Black and colleagues searched several databases including MEDLINE, the Cochrane Central Register of Controlled Clinical Trials, and the Cochrane Database of Systematic Reviews for studies published between 1980 and 2018 that examined changes in symptoms and/or remission following the use of medicinal cannabinoid for treating adults with anxiety, ADHD, depression, PTSD, psychosis, or Tourette syndrome, either as the primary condition or secondary to other medical conditions. The researchers also searched for unpublished or ongoing studies on ClinicalTrials.gov, the EU Clinical Trials Register, and the Australian and New Zealand Clinical Trials Registry.
They identified 83 studies, including 40 randomized, controlled trials (RCTs), for the analysis. Most of the RCTs were very small (with median sample sizes of 10 to 39 participants) and had short follow-up periods (median trial length of four to five weeks), the authors noted.
“We found little evidence for the effectiveness of pharmaceutical CBD [cannabidiol] or medicinal cannabis for the treatment of any of [the examined] mental disorders,” Black and colleagues wrote. “Some very-low quality evidence was found for the use of pharmaceutical THC [tetrahydrocannabinol] (with or without CBD) in treating anxiety symptoms among individuals with other medical conditions, such as chronic noncancer pain and multiple sclerosis.”
In an accompanying commentary, Deepak Cyril D’Souza, M.B.B.S., M.D., of Yale University cautioned, “The process of drug development in modern medicine is to first demonstrate efficacy and safety in clinical trials before using the drug clinically.
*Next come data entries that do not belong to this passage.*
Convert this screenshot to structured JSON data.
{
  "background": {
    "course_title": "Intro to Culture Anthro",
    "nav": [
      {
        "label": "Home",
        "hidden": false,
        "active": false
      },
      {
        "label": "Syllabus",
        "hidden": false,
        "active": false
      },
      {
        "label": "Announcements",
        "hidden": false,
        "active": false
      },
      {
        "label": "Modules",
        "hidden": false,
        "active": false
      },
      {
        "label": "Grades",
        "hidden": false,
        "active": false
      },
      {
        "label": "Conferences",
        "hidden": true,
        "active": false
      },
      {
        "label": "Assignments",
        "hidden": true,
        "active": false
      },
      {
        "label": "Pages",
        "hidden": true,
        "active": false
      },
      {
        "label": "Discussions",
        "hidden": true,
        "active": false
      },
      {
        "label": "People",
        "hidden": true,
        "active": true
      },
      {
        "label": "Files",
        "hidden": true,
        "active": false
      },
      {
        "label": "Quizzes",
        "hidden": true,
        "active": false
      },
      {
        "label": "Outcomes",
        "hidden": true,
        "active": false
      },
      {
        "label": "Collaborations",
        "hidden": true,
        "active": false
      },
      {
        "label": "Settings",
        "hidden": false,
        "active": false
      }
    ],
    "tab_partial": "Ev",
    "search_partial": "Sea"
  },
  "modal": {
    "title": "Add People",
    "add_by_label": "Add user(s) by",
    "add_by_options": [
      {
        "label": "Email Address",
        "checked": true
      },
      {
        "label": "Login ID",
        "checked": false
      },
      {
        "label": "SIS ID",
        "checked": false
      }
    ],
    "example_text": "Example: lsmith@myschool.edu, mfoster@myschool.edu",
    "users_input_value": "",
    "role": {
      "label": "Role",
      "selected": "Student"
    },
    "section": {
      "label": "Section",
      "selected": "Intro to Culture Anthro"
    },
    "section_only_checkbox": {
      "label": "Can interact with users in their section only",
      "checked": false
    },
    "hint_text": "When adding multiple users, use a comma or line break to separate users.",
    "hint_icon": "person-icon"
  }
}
With cannabinoids, it seems that the cart (use) is before the horse (evidence). If cannabinoids are to be used in the treatment of psychiatric disorders, they should first be tested in randomized, controlled trials and subjected to the same regulatory approval process as other prescription medications.”